ADF uses Slater Type Orbitals (STOs). This is different from most other DFT programs, which usually employ Gaussian Type Orbitals (GTOs), for which many standard basis sets are available in the literature. The advantage of the STOs is that fewer of them are needed than with GTOs to get a reasonable description of the molecule. A disadvantage is that not much work has been done to develop balanced STO basis sets. We have attempted to remedy this with the presently available STO basis set database in ADF.
The ADF-BAND program uses Numerical Atomic Orbitals (NAOs) in addition to STOs in order to get an even better description with only a limited number of basis functions.
ET stands for even-tempered. This may apply to the basis and to the fit. In our ET basis sets, only 1s, 2p, 3d, and 4f functions occur. In the fit sets, 5g functions occur in addition to this. [Currently all ADF basis sets are restricted to f functions and fit sets are restricted to g functions as the highest l-value]. The exponents in ET basis sets are given by the simple formula:
ζ = α*βI where I=1,... N
Here ζ is the exponent of the STO, b (which should be larger than 1) defines how far apart two consecutive exponents are, and a determines what the most diffuse exponent is. In principle, each l-value has its own set of α, β, N.
Initially, the only basis sets provided with ADF were those in the directories I, II, III, IV, V, which now have the more intuitive names SZ, DZ, DZP, TZP, and TZ2P, respectively.
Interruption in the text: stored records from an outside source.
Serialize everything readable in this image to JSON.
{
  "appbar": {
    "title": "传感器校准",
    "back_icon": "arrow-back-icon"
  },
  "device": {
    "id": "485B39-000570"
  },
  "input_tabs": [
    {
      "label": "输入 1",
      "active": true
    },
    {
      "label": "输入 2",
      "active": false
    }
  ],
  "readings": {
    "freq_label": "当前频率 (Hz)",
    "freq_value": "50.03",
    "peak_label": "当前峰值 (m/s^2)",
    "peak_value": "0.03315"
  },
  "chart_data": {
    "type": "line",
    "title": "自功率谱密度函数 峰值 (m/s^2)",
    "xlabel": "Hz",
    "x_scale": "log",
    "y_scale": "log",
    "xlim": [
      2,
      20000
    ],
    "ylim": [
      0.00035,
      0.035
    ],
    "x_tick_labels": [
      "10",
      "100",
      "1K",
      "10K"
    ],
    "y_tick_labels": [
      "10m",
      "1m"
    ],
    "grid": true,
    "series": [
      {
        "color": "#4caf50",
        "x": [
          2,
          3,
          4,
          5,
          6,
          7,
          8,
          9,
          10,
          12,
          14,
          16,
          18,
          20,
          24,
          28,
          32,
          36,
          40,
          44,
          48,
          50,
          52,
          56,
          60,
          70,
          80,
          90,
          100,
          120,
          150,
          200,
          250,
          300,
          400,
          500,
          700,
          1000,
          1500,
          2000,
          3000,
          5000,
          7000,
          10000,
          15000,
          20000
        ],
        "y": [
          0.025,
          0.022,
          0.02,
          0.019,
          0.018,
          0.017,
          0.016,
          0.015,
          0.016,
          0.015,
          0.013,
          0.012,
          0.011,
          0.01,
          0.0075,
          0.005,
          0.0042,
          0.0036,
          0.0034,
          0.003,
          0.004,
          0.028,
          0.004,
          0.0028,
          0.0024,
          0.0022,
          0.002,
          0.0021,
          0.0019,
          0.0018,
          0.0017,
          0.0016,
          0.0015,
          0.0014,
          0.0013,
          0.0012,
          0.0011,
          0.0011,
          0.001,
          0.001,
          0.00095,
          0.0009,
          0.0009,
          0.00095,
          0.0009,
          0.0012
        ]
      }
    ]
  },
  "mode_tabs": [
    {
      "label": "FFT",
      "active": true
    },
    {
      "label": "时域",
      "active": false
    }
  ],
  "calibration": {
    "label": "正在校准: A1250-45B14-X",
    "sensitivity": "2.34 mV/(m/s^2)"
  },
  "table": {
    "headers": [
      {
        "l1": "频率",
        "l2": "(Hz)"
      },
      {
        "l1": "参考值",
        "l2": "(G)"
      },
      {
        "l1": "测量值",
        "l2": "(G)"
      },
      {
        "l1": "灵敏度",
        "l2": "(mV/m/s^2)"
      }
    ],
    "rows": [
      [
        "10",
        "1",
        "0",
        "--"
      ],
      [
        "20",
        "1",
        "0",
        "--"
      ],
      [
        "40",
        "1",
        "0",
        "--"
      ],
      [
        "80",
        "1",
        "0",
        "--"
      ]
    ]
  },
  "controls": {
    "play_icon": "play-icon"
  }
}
The increasing numbers point to an increase in size and quality. It is not possible to give a formally correct short general classification for each basis set directory. However, generally speaking we can say that SZ (old name I) is a single-zeta basis set, DZ (old name II) is a double zeta basis set, DZP (old name III) is a double zeta polarized basis, TZP (old name IV) is a core double zeta, valence triple zeta, polarized basis set, and finally TZ2P (old name V) is a core double zeta, valence triple zeta, doubly polarized basis. This explains the more intuitive names that are given for the basis sets. The names have also been changed since some of the basis sets have been modified substantially.
The same is classification is used for the directories ZORA/SZ-TZ2P (old names ZORA/I-V). These were added later because of the special requirements on basis sets for ZORA relativistic calculations, especially in the core region. The ZORA/QZ4P basis set can be loosely described as core triple zeta, valence quadruple zeta, with four sets of polarization functions.
The TZ2P+ basis sets for the transition metals Sc-Zn are nearly identical to TZ2P except for a better description of the d-space (4 d-functions instead of 3). The ZORA/TZ2P+ basis sets for the lanthanides La-Yb are nearly identical to TZ2P except for a better description of the f-space (4 f-functions instead of 3).
AUG stands for augmented. These are augmented standard basis sets with some diffuse STOs are added, especially meant for TDDFT calculations. They are named ASZ, ADZ, ADZP, ATZP, and ATZ2P, which means augmented SZ, augmented DZ, augmented DZP, augmented TZP, and augmented TZ2P, respectively.